Editor’s note: Original April 2011; revised Dec 2017
Beep beep. Roadrunner.
That’s me, or at least it was once upon a time. Crohn’s disease has taken much of that capacity away from me, but I have been able to make a vicarious return to my glory days by helping less experienced runners enjoy fleeter feet.
And my wife, Suzy, rejoined the Women Run Arkansas series in 2011 and I tagged along, offering advice and encouragement to eager beginners looking for any tips on making running easier, less painful and even fun. Suzy had “Gone Public” with her own effort to lose weight and improve fitness, committing to daily posting on her journey, so I committed to a series of my own focusing on running for fitness.
Back to the Roadrunner: Beep beep!
If you’re going to do a lot of running, for fitness or competition, you want to find playful joy in doing it. I know — if you’re just starting and trying to drop 50 pounds, it’s miserable: You’re sweaty, sore and struggling. Hard to imagine where the fun could be. But you have more control over your attitude than over most any other aspect of the equation. You can’t be taller, you can’t be 20 pounds lighter in a snap, you can’t bench press 400 pounds on a whim. But you can look at the blue sky and smile and say, “This is a good day.” You can be sweaty, huffing and puffing, and still realize, “Yesterday, I couldn’t go this far this fast, and tomorrow I’ll do better still.”
We’ll talk more about training yourself to be positive, but if you’re a beginner, latch onto something that pleases you: Being out in nature, a song you can listen to or sing in your head as you go, thoughts of a sleeker, faster you — anything that will balance the toll that unfamiliar effort takes on your body and willpower.
Beep beep. If the gloom catches you, you’re through.
I mentioned balance, and that’s the “B” in “Beep” — the first principle for easy running. Your body works in balance. One of the earliest lessons from my racing days in high school is to drive your arms to go faster up a hill. What your arms do, your legs must follow to balance. Pump your arms and your legs must move faster. If your arms flap from side to side, your legs will wobble in counterbalance. If you want to run efficiently, tuck your arms in and do compact movements, and your legs will move in short, powerful steps.

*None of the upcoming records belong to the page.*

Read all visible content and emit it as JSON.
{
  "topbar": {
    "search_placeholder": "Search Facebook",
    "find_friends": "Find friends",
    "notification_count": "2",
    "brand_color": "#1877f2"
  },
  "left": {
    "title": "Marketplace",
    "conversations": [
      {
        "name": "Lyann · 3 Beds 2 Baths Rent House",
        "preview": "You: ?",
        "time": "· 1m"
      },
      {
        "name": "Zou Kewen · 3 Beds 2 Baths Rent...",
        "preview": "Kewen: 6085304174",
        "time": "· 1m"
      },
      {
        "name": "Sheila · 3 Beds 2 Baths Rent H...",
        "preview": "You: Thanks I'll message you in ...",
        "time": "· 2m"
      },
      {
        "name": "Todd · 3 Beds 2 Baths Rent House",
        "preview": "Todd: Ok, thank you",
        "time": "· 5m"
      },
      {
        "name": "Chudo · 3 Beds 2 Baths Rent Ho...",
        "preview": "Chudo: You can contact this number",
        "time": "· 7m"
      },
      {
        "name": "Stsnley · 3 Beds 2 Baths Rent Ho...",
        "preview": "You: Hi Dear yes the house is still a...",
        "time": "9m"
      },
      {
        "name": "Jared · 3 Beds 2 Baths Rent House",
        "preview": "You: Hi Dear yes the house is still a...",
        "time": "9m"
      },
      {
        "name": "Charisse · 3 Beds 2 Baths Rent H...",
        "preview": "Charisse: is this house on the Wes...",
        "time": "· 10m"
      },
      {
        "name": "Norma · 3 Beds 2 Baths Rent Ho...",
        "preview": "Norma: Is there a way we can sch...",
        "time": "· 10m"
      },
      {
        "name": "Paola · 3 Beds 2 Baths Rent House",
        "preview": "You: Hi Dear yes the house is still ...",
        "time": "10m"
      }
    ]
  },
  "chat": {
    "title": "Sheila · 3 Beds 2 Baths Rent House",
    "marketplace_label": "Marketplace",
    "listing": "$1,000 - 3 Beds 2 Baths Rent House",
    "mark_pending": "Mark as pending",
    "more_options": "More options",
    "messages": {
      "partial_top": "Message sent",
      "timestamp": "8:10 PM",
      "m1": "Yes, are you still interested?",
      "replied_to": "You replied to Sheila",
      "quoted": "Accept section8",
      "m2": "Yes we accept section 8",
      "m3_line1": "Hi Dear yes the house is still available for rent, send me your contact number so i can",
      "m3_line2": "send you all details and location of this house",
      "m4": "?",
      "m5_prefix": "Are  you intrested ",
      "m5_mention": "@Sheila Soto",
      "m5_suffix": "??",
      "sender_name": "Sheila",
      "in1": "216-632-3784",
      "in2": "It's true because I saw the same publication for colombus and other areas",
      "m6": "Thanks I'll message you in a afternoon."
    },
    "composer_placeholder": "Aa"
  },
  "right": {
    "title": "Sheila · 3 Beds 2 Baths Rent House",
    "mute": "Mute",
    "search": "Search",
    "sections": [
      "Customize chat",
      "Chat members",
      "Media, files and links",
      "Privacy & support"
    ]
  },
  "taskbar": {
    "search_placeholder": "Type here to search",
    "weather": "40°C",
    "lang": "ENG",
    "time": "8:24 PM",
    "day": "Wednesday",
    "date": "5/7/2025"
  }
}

Efficiency is the first “E” in “Beep,” the target of all your mechanics and planning. As I said, tuck in and go straight, with small but powerful movements. Don’t waste effort in big motion or in making tendons and ligaments do muscle jobs. Learn to breathe well, not frantically or shallowly.
Effort is “E2” in “Beep,” because the goal is for running to become easy and fluid. Even though running is natural in a body made for balance, once we leave childhood we learn bad habits that only patient effort can overcome. We also tend to become soft with inactivity, and we need to work to be strong and efficient. We even have to relearn to breathe well, especially as we pile on stress.
Patience is that last character in “Beep,” since all of this rediscovery of childhood joy and natural efficiency takes time. The principles are simple, the movements are natural, but the years have been unkind to us. We have gained weight, lost muscle tone and lung capacity, stopped eating or sleeping well and made a mountain of work for ourselves to regain fitness.
If you’ll be patient and stick with me, we’ll step out together on the road to health and happiness.